Required action:
Lines with the word "JSON" in them are the ones to copy from the records.

[Items from an interface collection]

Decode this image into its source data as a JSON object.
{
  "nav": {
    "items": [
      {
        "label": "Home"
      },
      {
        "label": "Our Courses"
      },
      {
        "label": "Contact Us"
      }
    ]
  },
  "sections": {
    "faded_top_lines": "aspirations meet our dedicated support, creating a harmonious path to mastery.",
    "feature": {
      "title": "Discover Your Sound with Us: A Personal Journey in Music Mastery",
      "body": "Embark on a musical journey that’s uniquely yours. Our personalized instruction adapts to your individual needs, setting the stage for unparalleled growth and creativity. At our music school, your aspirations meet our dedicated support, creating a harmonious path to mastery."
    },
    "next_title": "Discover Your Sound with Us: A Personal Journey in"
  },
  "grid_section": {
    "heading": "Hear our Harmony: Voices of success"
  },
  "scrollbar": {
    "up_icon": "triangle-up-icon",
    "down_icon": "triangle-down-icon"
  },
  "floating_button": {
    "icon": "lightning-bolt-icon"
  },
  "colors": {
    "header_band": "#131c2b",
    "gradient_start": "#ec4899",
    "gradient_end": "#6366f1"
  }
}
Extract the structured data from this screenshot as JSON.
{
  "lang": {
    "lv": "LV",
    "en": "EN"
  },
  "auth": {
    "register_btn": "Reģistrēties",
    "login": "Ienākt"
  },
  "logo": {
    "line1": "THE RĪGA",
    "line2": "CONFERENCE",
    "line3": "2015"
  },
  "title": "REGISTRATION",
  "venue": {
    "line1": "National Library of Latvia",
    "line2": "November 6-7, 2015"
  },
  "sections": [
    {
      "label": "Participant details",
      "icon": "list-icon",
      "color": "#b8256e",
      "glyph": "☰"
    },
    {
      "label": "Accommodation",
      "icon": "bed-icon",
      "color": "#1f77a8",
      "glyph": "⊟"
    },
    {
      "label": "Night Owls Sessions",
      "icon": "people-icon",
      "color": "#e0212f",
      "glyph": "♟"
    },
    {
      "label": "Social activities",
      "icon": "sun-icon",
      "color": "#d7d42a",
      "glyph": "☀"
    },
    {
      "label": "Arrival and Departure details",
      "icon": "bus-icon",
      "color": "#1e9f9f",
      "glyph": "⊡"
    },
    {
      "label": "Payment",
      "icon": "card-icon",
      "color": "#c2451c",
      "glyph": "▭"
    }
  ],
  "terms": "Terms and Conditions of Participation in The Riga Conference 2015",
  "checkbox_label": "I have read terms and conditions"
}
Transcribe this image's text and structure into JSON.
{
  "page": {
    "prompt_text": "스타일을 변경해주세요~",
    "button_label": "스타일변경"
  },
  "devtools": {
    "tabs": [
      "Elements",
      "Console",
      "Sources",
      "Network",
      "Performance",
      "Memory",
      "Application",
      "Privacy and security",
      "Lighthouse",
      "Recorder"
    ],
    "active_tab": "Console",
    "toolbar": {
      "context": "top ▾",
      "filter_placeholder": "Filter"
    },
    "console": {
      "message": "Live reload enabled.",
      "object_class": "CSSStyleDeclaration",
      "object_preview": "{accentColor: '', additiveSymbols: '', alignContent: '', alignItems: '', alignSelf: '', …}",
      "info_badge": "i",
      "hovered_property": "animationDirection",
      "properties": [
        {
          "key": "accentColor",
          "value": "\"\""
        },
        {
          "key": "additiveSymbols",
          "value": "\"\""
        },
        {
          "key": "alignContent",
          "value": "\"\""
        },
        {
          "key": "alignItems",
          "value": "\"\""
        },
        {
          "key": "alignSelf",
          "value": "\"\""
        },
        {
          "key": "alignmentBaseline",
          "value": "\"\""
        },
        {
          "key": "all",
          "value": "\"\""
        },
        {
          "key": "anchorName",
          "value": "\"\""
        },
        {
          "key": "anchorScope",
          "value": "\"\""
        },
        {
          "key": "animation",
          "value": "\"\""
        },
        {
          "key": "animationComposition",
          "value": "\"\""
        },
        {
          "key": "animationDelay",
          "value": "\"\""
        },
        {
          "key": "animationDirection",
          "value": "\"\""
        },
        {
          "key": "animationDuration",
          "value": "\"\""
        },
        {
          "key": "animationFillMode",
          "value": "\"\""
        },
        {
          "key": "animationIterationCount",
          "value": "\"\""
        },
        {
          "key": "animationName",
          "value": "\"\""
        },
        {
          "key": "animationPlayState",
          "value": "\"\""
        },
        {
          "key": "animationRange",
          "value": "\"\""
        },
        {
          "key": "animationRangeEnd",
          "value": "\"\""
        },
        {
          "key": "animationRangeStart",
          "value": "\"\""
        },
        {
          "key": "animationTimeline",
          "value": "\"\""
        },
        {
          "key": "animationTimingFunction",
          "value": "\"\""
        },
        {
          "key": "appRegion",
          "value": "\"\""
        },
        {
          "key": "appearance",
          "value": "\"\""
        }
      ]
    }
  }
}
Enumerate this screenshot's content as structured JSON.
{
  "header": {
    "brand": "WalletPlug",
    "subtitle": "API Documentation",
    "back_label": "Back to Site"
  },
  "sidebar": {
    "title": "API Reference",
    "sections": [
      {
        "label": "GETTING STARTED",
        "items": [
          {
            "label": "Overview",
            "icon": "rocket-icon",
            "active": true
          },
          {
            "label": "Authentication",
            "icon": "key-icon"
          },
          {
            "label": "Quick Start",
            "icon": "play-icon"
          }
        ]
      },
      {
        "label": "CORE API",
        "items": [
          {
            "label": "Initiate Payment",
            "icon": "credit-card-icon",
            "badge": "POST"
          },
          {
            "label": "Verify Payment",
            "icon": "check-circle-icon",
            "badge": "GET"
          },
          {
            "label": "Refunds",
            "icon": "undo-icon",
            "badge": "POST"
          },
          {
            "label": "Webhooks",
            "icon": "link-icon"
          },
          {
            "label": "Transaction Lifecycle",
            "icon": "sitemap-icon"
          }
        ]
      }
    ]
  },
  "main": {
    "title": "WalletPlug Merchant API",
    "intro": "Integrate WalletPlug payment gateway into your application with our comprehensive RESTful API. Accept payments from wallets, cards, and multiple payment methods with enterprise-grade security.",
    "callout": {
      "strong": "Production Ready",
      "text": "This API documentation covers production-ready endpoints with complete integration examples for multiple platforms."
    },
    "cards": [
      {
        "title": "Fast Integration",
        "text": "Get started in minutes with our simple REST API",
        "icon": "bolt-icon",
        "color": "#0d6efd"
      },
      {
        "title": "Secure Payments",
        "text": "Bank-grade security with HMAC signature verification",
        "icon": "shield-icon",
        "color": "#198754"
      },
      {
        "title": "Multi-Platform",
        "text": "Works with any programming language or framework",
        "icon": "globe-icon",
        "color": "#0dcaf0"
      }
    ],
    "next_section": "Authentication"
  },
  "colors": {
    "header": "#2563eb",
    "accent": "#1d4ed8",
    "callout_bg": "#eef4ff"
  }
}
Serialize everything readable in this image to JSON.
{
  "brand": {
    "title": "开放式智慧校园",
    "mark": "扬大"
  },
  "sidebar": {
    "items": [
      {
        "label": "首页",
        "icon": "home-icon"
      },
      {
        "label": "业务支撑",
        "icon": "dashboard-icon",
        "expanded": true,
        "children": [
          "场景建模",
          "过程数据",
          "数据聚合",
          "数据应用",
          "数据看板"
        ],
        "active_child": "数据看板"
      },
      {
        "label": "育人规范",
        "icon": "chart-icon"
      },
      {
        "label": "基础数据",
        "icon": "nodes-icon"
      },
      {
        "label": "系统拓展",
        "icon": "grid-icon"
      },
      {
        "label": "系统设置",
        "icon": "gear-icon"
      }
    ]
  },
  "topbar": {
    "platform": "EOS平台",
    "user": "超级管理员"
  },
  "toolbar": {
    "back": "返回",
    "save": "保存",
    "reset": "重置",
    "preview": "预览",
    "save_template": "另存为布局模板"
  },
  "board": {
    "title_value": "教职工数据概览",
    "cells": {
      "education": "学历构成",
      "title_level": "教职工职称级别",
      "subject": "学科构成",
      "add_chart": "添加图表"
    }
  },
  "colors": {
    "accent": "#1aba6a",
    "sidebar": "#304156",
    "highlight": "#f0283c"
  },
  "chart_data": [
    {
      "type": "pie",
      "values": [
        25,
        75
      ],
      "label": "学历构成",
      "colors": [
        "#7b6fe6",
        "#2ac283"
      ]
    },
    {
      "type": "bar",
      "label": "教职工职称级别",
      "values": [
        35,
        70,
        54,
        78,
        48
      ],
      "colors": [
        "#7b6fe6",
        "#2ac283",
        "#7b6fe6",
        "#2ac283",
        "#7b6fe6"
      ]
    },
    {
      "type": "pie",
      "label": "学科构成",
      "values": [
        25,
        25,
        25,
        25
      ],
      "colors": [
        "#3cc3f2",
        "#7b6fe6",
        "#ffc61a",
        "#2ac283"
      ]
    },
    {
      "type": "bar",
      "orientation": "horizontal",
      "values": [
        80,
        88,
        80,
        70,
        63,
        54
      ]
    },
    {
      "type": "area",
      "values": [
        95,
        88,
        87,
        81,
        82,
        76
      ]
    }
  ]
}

Answer space:
Decode this image into its source data as a JSON object.
Extract the structured data from this screenshot as JSON.
Transcribe this image's text and structure into JSON.
Enumerate this screenshot's content as structured JSON.
Serialize everything readable in this image to JSON.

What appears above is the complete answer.